Two video projects led by people with disabilities, one in the U.S. and one in Canada, are challenging the mainstream message that it’s better to be dead than disabled. We all know that personal stories are often the most effective forms of communication, and that’s exactly what these projects offer in face-to-face communication.
The U.S. video project is called “Live On!” and is led by Dominick Evans through the Center for Disability Rights. Our readers were first introduced to Live On! through its video produced in response to the Me Before You film and disability rights protests. While the initial video included many faces, subsequent pieces will be short 3-4 minute takes by an individual with a disability.
If you would like to learn more about the project or consider submitting a video, here’s a message from Dominick with what you should know:
The #LiveOn project is a way to send the message that disabled lives are worth living, and for disabled people to be proud of their disability. The #LiveOn project is loosely based upon the It Gets Better campaign, which sent the message to LGBTQIA individuals that life is worth living, and it is okay and important to be proud of who you are. We would like to give a similar message to people with disabilities.
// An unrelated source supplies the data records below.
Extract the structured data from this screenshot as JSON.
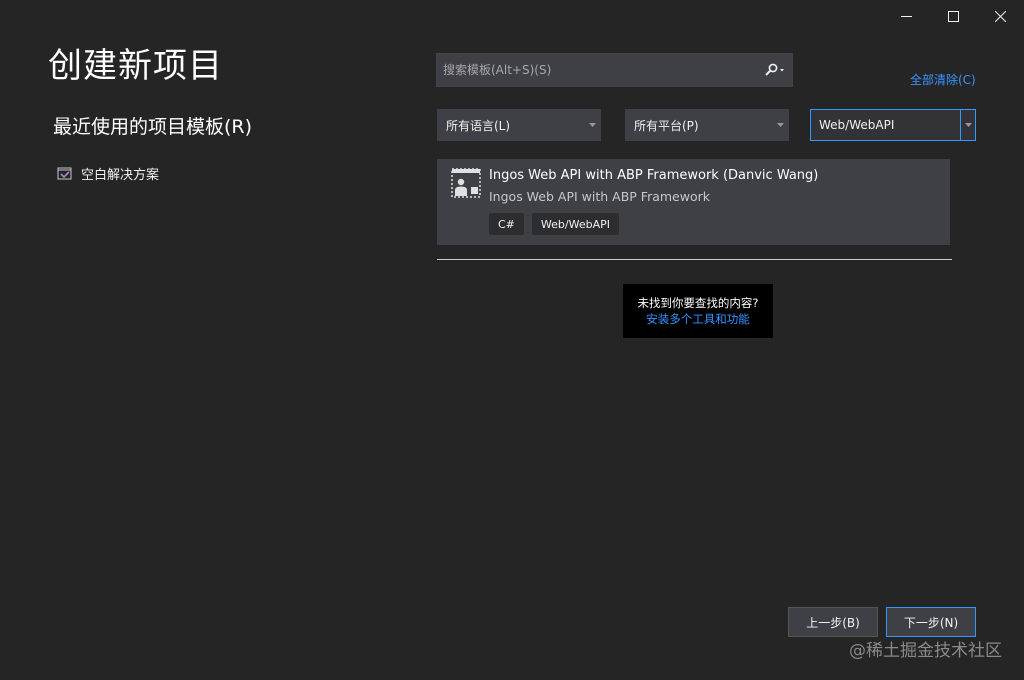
{
  "window": {
    "minimize_icon": "minimize-icon",
    "maximize_icon": "maximize-icon",
    "close_icon": "close-icon"
  },
  "page_title": "创建新项目",
  "recent": {
    "title": "最近使用的项目模板(R)",
    "items": [
      {
        "label": "空白解决方案",
        "icon": "blank-solution-icon"
      }
    ]
  },
  "search": {
    "placeholder": "搜索模板(Alt+S)(S)",
    "value": "",
    "icon": "search-icon"
  },
  "clear_all": "全部清除(C)",
  "filters": {
    "language": "所有语言(L)",
    "platform": "所有平台(P)",
    "project_type": "Web/WebAPI"
  },
  "templates": [
    {
      "title": "Ingos Web API with ABP Framework (Danvic Wang)",
      "description": "Ingos Web API with ABP Framework",
      "tags": [
        "C#",
        "Web/WebAPI"
      ],
      "icon": "web-api-template-icon"
    }
  ],
  "not_found": {
    "question": "未找到你要查找的内容?",
    "link": "安装多个工具和功能"
  },
  "buttons": {
    "back": "上一步(B)",
    "next": "下一步(N)"
  },
  "watermark": "@稀土掘金技术社区",
  "colors": {
    "background": "#252526",
    "control": "#3f3f46",
    "accent": "#3399ff",
    "link": "#3794ff"
  }
}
Our target audience is anyone with an acquired disability or progressive disability, individuals with mental health disabilities and/or suicidal ideation, young people who may be angry about their disabilities thanks to bullying or abuse, and anyone with a disability who may be struggling, depressed, dealing with internalized ableism, or who might be thinking about giving up on life. Disabled people do not often receive suicide prevention when they show signs of wanting to give up or have suicidal thoughts. With very little disability representation that is visible and positive, living life with a disability can often seem daunting and lonely.
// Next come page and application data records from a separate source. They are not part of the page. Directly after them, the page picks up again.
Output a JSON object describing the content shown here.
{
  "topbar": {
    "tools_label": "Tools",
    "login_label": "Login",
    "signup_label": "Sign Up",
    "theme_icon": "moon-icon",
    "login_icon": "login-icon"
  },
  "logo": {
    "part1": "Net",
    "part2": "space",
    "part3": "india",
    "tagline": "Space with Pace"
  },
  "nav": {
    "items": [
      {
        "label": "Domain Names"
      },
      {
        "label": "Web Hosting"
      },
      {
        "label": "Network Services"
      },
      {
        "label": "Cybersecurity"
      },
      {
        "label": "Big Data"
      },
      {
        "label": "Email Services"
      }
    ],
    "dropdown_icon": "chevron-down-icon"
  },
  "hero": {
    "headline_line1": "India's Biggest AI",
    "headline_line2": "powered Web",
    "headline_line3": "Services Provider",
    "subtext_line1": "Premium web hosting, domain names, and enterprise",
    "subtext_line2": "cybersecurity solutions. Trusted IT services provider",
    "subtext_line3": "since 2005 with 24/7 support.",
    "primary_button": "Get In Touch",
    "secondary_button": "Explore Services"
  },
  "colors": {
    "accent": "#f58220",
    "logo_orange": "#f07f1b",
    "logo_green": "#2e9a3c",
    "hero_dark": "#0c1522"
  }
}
So, you may be wondering how you can help. We are asking anyone with a disability to make a video for the #LiveOn project. The videos are directed at our target audience, and will feature disabled individuals explaining how times can be rough, but things can and will improve. Life with a disability is not only worth living, but it can be quite fulfilling. Feel free to talk about a difficult time in your life, and how you were able to move past that, and don’t forget to discuss how much disability pride you have, and how being disabled is an important part of your identity.
Here are the video guidelines:
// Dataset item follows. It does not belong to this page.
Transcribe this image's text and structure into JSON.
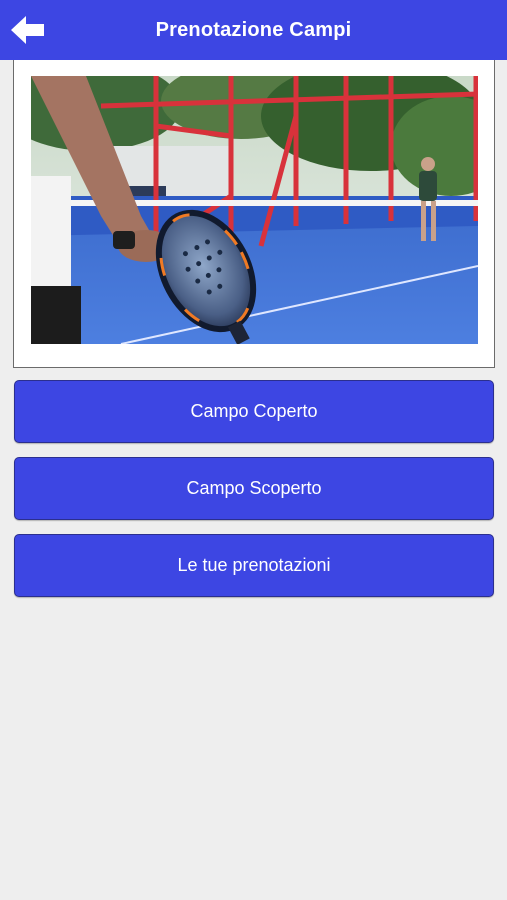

- Videos should be filmed in vlog style. This means you talk directly to the camera as though you are talking to the target audience.
- Keep videos around 3 minutes in length.
- Introduce yourself and say what your disability is at the beginning of your video.
- Add in the #LiveOn message by trying to work in the expression “Live on” near the end of the video.
DO NOT UPLOAD YOUR VIDEOS TO YOUTUBE. Put the videos in Dropbox or use Google Drive to send the videos in .mov or .mp4 format.
Please send all videos to: firstname.lastname@example.org
The Canadian Project is well underway already, led by Catherine Frazee and others. As reported in New Mobility, Project Value Asserts Disability Is Not Worse Than Death:
A group of Canadians are out to testify that there’s so much more to life with a disability than one of “suffering that could last decades,” as recent media coverage would have you believe.
Project Value is founded by five prominent members of Canada’s disability community meant to counter act the narrative that disability is a fate worse than death through a series of videos by people with disabilities testifying to how truly fulfilling and exquisitely varied their lives are.
“There is more, much much more, to our lives than misery, helplessness, and pain. We want to counteract the dangerous effects of those stereotypes and the prejudice that they fuel, by projecting the energy, vitality, resilience and contribution of disabled people’s lives,” says co-founder Catherine Frazee, a 62-year-old professor emerita and professor of distinction in the School of Disability Studies at Ryerson University in Toronto who has spinal muscular atrophy type 2. . . .
In addition to the New Mobility article, Project Value has received mainstream press coverage here and here, among others. A number of very powerful and moving videos are already posted, with more to come in this important effort.